Brewers are only 7.5% Female, but it didn’t start out that way…
Here’s the deal…
People have been brewing beer in America since colonial times, well before titans like Adolph Coors, Frederick Miller, John Molson and Jacob Leinenkugel became beer industry legends. And more times than not those brewers were women, who often built small brewing outfits inside their kitchens as their villages took hold.
This Fourth of July, Miller Lite is paying homage to those women, and one in particular: Mary Lisle, the first documented female brewer in America.
To celebrate her, and indirectly all of history’s overlooked female brewers, Miller Lite is turning out a limited run of its iconic white can to honor Lisle, and the innumerable so-called “ale wives” who came before her.
The limited-edition cans replace “Miller Lite” with “Mary Lisle,” and will update its trademark to read “There’s no beer without women.”
The limited edition cans also include an etching of Lisle and some words about the history of women in American brewing, a history that has not gotten its due for way too long.
Lisle’s father died in 1734 and left her the Edinburgh Brewhouse in Philadelphia which she operated until 1751 making her America’s first recognized woman brewer. But Mary’s legacy was soon lost to history as beer became a massive industry largely dominated by men.
“Women have been written out of brewing history in America, and we want to remind people during the biggest beer-drinking weekend of the year that without women, there’s no beer,” says Kelsey Ott, associate marketing manager for Miller Lite,” told Beer & Beyond. “Mary Lisle is the first documented brewer in American history, but it took 100 years to record her name.

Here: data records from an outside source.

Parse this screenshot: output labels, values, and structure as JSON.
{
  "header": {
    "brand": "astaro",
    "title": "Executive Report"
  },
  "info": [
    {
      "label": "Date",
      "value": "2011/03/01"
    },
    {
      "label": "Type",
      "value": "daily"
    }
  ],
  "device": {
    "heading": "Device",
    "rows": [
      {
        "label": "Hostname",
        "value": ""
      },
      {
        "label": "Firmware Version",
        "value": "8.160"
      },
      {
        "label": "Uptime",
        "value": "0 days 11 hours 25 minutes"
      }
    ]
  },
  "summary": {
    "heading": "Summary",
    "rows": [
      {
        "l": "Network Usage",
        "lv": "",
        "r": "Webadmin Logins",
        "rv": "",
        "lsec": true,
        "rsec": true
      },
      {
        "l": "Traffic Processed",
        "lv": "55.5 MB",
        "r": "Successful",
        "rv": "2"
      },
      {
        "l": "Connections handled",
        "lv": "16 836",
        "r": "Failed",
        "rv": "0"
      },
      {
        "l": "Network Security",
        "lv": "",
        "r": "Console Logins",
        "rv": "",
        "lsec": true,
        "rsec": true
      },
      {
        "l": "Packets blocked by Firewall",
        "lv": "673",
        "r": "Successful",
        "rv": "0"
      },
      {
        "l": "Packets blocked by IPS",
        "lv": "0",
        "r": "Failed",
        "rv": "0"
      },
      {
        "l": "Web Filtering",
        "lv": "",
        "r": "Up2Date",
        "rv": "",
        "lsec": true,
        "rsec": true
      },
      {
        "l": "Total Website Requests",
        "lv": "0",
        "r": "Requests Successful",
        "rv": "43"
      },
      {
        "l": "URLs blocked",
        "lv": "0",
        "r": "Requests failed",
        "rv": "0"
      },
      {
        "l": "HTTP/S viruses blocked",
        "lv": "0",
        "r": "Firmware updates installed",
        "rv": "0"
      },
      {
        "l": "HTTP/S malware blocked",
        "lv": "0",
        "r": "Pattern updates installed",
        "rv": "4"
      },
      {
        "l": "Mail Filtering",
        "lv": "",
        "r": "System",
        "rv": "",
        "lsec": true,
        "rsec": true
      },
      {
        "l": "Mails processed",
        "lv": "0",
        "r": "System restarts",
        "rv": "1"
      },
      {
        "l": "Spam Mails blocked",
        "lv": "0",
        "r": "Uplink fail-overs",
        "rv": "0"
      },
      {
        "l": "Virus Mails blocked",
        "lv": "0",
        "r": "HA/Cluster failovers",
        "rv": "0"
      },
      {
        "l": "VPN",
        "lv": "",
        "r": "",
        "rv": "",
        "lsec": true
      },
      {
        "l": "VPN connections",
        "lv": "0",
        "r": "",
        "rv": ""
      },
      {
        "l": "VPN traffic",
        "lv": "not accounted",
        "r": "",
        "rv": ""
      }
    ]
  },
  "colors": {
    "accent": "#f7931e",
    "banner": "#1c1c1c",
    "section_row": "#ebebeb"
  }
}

There were countless women who came before her and played an incredibly important role in brewing beer in America.”
And as part of this worthy celebration Miller Lite is also, donating $5 from every case sold during the holiday weekend on Instacart and Drizly to the Pink Boots Society, which supports women working in the brewing profession.
The limited-edition cans will be showcased at an event on June 30 in Philadelphia, where attendees can learn more about Mary Lisle’s contributions to brewing history.
“Although there has been immense progress, Miller Lite believes there is still a lot to be made,” Ott added. “We’re proud to help bring Mary Lisle’s story to more people this Fourth of July.”
Major H/T to Beer & Beyond who we liberally leaned on for this piece.
(All image credits: Miller Lite)